Wednesday, December 30, 2015

10 Factors That Will Probably Determine the White House Winner Next Year

Enough with all the political speculation, here's some real political science prognostication!

From Larry Sabato et al., at Sabato's Crystal Ball, "10 Factors That Will Determine the Next President":
Here’s a thought experiment: What if Republicans nominated the 2012 version of Mitt Romney — same fundraising, same baggage, same everything — at their 2016 convention? What sort of odds would that candidate have in 2016?

We suspect the candidate would be a small favorite at the start of the campaign. He would be running against a Democrat who lacked the power of incumbency, and he would be competing in an environment where the public was ready for a change: The most recent NBC/Wall Street Journal poll showed that about three-quarters of those surveyed wanted the next president to take a different approach to governing than President Obama, similar to how the public felt about how George W. Bush’s successor should act at a similar point in the 2008 campaign. It’s hard to precisely quantify, but there’s a generic desire for change that hampers a party the longer it stays in the White House. To satisfy that general feeling, a generic Republican might do the trick, which is why we cite Romney circa 2012 as an example of what could/should be enough to win the White House: A candidate who is largely average could flip a few percentage points of the national vote from the 2012 results, which is all it will take for the Republicans to win.

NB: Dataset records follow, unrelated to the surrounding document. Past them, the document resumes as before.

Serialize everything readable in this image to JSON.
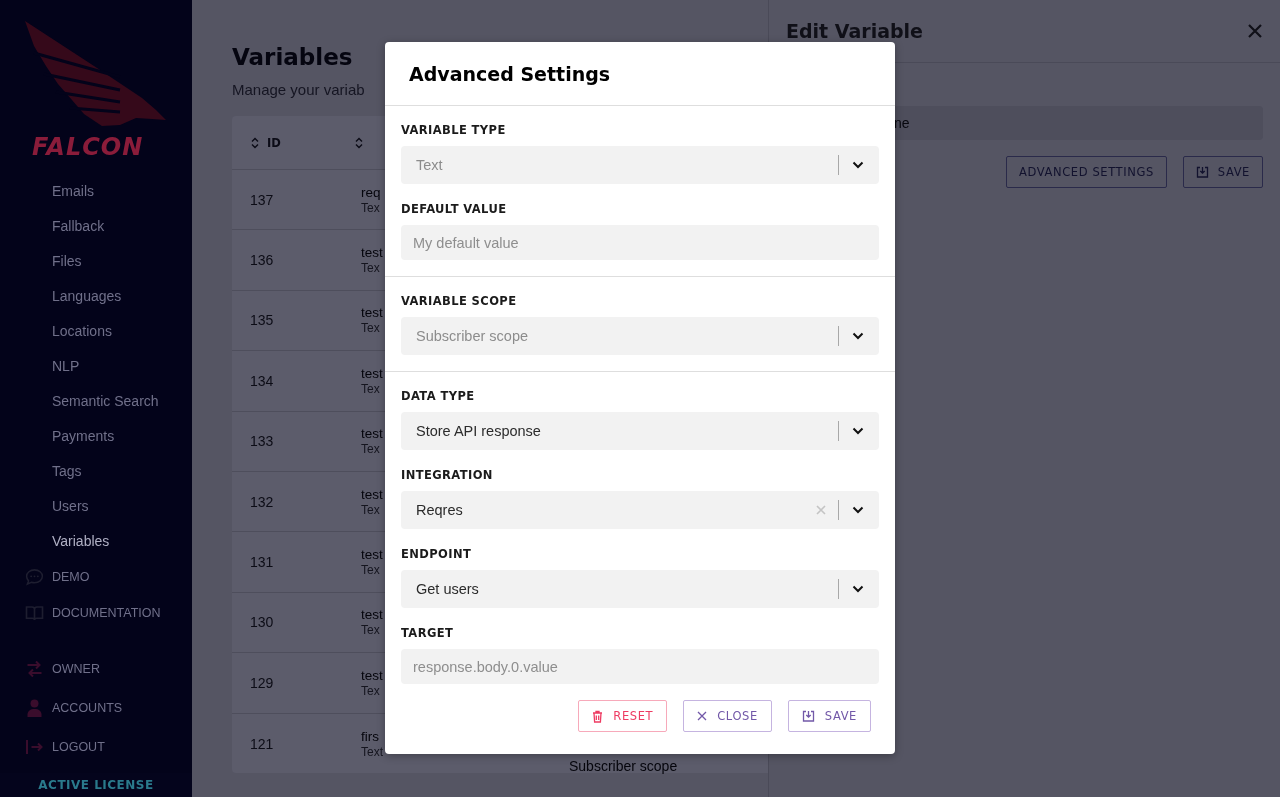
{
  "sidebar": {
    "logo_text": "FALCON",
    "items": [
      {
        "label": "Emails",
        "selected": false
      },
      {
        "label": "Fallback",
        "selected": false
      },
      {
        "label": "Files",
        "selected": false
      },
      {
        "label": "Languages",
        "selected": false
      },
      {
        "label": "Locations",
        "selected": false
      },
      {
        "label": "NLP",
        "selected": false
      },
      {
        "label": "Semantic Search",
        "selected": false
      },
      {
        "label": "Payments",
        "selected": false
      },
      {
        "label": "Tags",
        "selected": false
      },
      {
        "label": "Users",
        "selected": false
      },
      {
        "label": "Variables",
        "selected": true
      }
    ],
    "links": [
      {
        "label": "DEMO",
        "kind": "chat"
      },
      {
        "label": "DOCUMENTATION",
        "kind": "book"
      }
    ],
    "account_links": [
      {
        "label": "OWNER",
        "kind": "swap"
      },
      {
        "label": "ACCOUNTS",
        "kind": "person"
      },
      {
        "label": "LOGOUT",
        "kind": "logout"
      }
    ],
    "license": "ACTIVE LICENSE"
  },
  "page": {
    "title": "Variables",
    "subtitle": "Manage your variab",
    "table": {
      "columns": [
        "ID"
      ],
      "rows": [
        {
          "id": "137",
          "name": "req",
          "type": "Tex"
        },
        {
          "id": "136",
          "name": "test",
          "type": "Tex"
        },
        {
          "id": "135",
          "name": "test",
          "type": "Tex"
        },
        {
          "id": "134",
          "name": "test",
          "type": "Tex"
        },
        {
          "id": "133",
          "name": "test",
          "type": "Tex"
        },
        {
          "id": "132",
          "name": "test",
          "type": "Tex"
        },
        {
          "id": "131",
          "name": "test",
          "type": "Tex"
        },
        {
          "id": "130",
          "name": "test",
          "type": "Tex"
        },
        {
          "id": "129",
          "name": "test",
          "type": "Tex"
        },
        {
          "id": "121",
          "name": "firs",
          "type": "Text",
          "scope": "Subscriber scope"
        }
      ]
    }
  },
  "drawer": {
    "title": "Edit Variable",
    "name_value": "ne",
    "buttons": [
      {
        "label": "ADVANCED SETTINGS",
        "kind": "plain"
      },
      {
        "label": "SAVE",
        "kind": "save"
      }
    ]
  },
  "modal": {
    "title": "Advanced Settings",
    "sections": [
      {
        "fields": [
          {
            "label": "VARIABLE TYPE",
            "kind": "select",
            "value": "Text",
            "disabled": true,
            "clearable": false
          },
          {
            "label": "DEFAULT VALUE",
            "kind": "input",
            "placeholder": "My default value"
          }
        ]
      },
      {
        "fields": [
          {
            "label": "VARIABLE SCOPE",
            "kind": "select",
            "value": "Subscriber scope",
            "disabled": true,
            "clearable": false
          }
        ]
      },
      {
        "fields": [
          {
            "label": "DATA TYPE",
            "kind": "select",
            "value": "Store API response",
            "disabled": false,
            "clearable": false
          },
          {
            "label": "INTEGRATION",
            "kind": "select",
            "value": "Reqres",
            "disabled": false,
            "clearable": true
          },
          {
            "label": "ENDPOINT",
            "kind": "select",
            "value": "Get users",
            "disabled": false,
            "clearable": false
          },
          {
            "label": "TARGET",
            "kind": "input",
            "placeholder": "response.body.0.value"
          }
        ]
      }
    ],
    "buttons": [
      {
        "label": "RESET",
        "kind": "reset"
      },
      {
        "label": "CLOSE",
        "kind": "close"
      },
      {
        "label": "SAVE",
        "kind": "save"
      }
    ]
  }
}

However, it’s quite unclear that the Republicans will produce a candidate of even the quality of Romney. After 2012, the party took a hard look at its inadequacies, producing a report that suggested the party needed to do more to reach out to nonwhite voters. Donald Trump, the GOP’s current polling leader, is not helping on that front. The Republican leadership is worried.

What follows is an exploration of 10 factors that will probably determine the White House winner next year. Some of these — many of them, in fact — suggest that the GOP should be seen as a narrow favorite. But a few factors, combined with the live possibility that the next Republican nominee will make Mitt Romney look like Ronald Reagan, indicate to us that, as we turn the page from 2015 to 2016, that the 2016 general election is still a coin flip...
Keep reading for the 10 factors.

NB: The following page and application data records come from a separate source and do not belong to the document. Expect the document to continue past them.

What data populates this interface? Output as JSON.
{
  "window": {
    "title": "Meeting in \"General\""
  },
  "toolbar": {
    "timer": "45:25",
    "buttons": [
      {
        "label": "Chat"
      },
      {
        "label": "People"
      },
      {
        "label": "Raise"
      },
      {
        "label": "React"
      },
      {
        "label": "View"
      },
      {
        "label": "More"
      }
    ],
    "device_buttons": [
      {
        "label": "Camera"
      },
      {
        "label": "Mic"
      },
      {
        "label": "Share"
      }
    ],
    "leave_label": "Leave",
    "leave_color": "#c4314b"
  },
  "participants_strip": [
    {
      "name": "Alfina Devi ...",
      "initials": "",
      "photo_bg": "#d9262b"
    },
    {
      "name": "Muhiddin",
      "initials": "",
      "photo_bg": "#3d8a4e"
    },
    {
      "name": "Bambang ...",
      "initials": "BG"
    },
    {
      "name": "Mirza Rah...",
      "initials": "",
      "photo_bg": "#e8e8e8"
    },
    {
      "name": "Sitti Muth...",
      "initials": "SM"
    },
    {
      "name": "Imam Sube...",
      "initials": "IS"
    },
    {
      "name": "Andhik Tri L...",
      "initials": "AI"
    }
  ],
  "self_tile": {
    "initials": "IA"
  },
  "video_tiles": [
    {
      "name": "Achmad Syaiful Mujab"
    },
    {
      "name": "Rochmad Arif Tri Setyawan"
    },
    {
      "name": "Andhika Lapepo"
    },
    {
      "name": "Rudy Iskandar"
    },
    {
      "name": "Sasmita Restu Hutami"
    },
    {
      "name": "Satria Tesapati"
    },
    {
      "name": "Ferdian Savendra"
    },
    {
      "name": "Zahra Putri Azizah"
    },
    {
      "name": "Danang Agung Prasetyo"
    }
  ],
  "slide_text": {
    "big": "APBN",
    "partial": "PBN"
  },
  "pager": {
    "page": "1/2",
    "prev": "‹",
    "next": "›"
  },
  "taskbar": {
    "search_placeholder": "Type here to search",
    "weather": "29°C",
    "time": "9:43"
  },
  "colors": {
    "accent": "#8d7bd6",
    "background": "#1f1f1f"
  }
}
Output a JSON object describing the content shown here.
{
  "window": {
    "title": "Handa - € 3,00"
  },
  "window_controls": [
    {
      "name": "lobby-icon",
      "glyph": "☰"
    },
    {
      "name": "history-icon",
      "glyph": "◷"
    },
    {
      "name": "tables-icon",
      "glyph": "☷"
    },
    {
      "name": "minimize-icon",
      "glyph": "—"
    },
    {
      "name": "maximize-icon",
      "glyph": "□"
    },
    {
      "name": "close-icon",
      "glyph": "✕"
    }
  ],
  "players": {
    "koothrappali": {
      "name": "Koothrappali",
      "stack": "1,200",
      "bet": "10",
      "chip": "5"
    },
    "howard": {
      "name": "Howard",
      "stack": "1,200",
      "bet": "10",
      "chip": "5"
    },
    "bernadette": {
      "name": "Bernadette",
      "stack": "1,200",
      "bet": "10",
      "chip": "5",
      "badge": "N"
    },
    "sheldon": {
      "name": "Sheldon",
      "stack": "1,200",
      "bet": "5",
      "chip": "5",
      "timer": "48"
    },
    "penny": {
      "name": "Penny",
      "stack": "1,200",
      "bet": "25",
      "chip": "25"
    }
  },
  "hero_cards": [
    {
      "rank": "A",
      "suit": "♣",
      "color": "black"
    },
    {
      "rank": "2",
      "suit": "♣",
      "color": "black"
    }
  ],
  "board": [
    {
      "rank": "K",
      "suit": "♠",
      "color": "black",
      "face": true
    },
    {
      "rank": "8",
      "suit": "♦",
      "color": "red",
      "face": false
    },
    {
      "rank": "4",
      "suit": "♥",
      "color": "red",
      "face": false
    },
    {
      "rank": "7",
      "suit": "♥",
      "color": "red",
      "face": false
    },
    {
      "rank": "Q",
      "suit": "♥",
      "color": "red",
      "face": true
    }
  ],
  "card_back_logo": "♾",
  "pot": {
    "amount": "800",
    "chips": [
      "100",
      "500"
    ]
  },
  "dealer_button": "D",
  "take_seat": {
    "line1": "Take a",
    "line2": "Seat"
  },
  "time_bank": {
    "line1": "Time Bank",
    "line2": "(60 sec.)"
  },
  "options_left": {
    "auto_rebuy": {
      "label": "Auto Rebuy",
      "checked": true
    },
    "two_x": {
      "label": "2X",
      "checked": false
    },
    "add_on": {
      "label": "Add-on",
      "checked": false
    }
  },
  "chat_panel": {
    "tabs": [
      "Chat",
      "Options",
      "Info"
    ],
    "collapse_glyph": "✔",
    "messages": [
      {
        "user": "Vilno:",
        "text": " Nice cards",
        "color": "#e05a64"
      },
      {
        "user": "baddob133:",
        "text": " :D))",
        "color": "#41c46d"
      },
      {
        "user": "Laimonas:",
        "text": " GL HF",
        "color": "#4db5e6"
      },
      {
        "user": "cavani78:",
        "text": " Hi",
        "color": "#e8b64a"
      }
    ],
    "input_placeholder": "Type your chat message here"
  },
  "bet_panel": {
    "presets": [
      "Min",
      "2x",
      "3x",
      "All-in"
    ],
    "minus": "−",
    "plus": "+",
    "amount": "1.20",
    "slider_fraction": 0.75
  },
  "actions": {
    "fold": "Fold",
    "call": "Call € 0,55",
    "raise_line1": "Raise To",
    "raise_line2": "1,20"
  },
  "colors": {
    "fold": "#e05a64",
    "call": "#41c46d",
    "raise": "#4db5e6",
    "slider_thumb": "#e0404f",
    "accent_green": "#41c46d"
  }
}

I hope Trump's the nominee, mainly because he's so unlike Mitt Romney, particularly in that the latter might have won in 2012 if he'd have adopted some of the former's pugnacity. Conservatives need a fighter, and while Trump's not really conservative, he's definitely fighting on those issues really dear to the conservative base. I mean, Diana West is a movement conservative, as is Ann Coulter, and they see Trump as a savior. [And I forget to mention Phyllis Schlafly --- Phyllis freakin' Schlafly!] Even Michelle Malkin, who's gone a few rounds with Trump (rather nasty rounds, in fact), concedes that she'd vote for Trump if he became the nominee, primarily because he'd indeed fight to reverse the diabolical damage leftists have inflicted on this country.

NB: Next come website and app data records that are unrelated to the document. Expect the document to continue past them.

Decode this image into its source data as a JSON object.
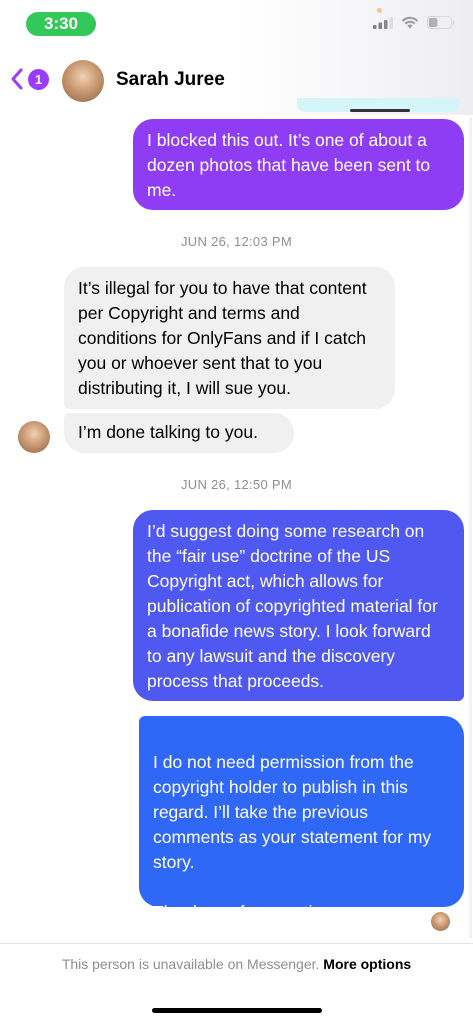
{
  "status_bar": {
    "time": "3:30",
    "battery_level": 0.4
  },
  "header": {
    "back_badge": "1",
    "contact_name": "Sarah Juree"
  },
  "messages": [
    {
      "direction": "outgoing",
      "text": "I blocked this out. It’s one of about a dozen photos that have been sent to me."
    },
    {
      "direction": "incoming",
      "text": "It’s illegal for you to have that content per Copyright and terms and conditions for OnlyFans and if I catch you or whoever sent that to you distributing it, I will sue you."
    },
    {
      "direction": "incoming",
      "text": "I’m done talking to you."
    },
    {
      "direction": "outgoing",
      "text": "I’d suggest doing some research on the “fair use” doctrine of the US Copyright act, which allows for publication of copyrighted material for a bonafide news story. I look forward to any lawsuit and the discovery process that proceeds."
    },
    {
      "direction": "outgoing",
      "text": "I do not need permission from the copyright holder to publish in this regard. I’ll take the previous comments as your statement for my story.\n\nThank you for your time."
    }
  ],
  "timestamps": [
    "JUN 26, 12:03 PM",
    "JUN 26, 12:50 PM"
  ],
  "footer": {
    "note": "This person is unavailable on Messenger.",
    "link": "More options"
  },
  "colors": {
    "accent_purple": "#9b3bfc",
    "bubble_purple": "#8f3df5",
    "bubble_blue_mid": "#4f58f0",
    "bubble_blue": "#2f67f6",
    "incoming_bg": "#f0f0f0",
    "status_green": "#34c759"
  },
  "icons": [
    "back-chevron-icon",
    "cellular-signal-icon",
    "wifi-icon",
    "battery-icon"
  ]
}
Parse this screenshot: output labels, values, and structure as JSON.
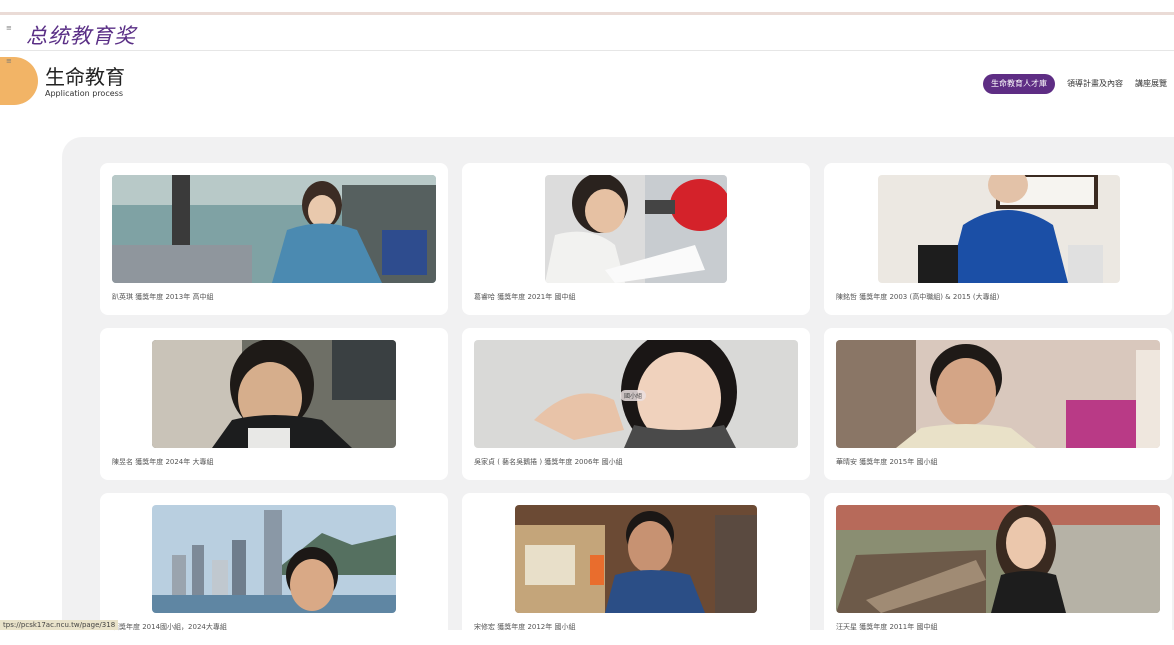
{
  "header": {
    "logo_text": "总统教育奖",
    "page_title": "生命教育",
    "page_subtitle": "Application process"
  },
  "nav": {
    "tabs": [
      "生命教育人才庫",
      "領導計畫及內容",
      "講座展覽"
    ]
  },
  "cards": [
    {
      "caption": "趴英琪 獲獎年度 2013年 高中組"
    },
    {
      "caption": "葛睿哈 獲獎年度 2021年 國中組"
    },
    {
      "caption": "陳銘哲 獲獎年度 2003 (高中職組) & 2015 (大專組)"
    },
    {
      "caption": "陳昱名 獲獎年度 2024年 大專組"
    },
    {
      "caption": "吳家貞 ( 藝名吳鵝捲 ) 獲獎年度 2006年 國小組",
      "badge": "國小組"
    },
    {
      "caption": "華晴安 獲獎年度 2015年 國小組"
    },
    {
      "caption": "獲獎年度 2014國小組，2024大專組"
    },
    {
      "caption": "宋修宏 獲獎年度 2012年 國小組"
    },
    {
      "caption": "汪天星 獲獎年度 2011年 國中組"
    }
  ],
  "status_bar": {
    "url": "tps://pcsk17ac.ncu.tw/page/318"
  },
  "colors": {
    "accent": "#5e2d84",
    "side_tab": "#f2b466",
    "panel": "#f1f1f2"
  }
}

See also, "Voters Seek Vengeance Against Obama's 'Fundamental Transformation of America' (VIDEO)."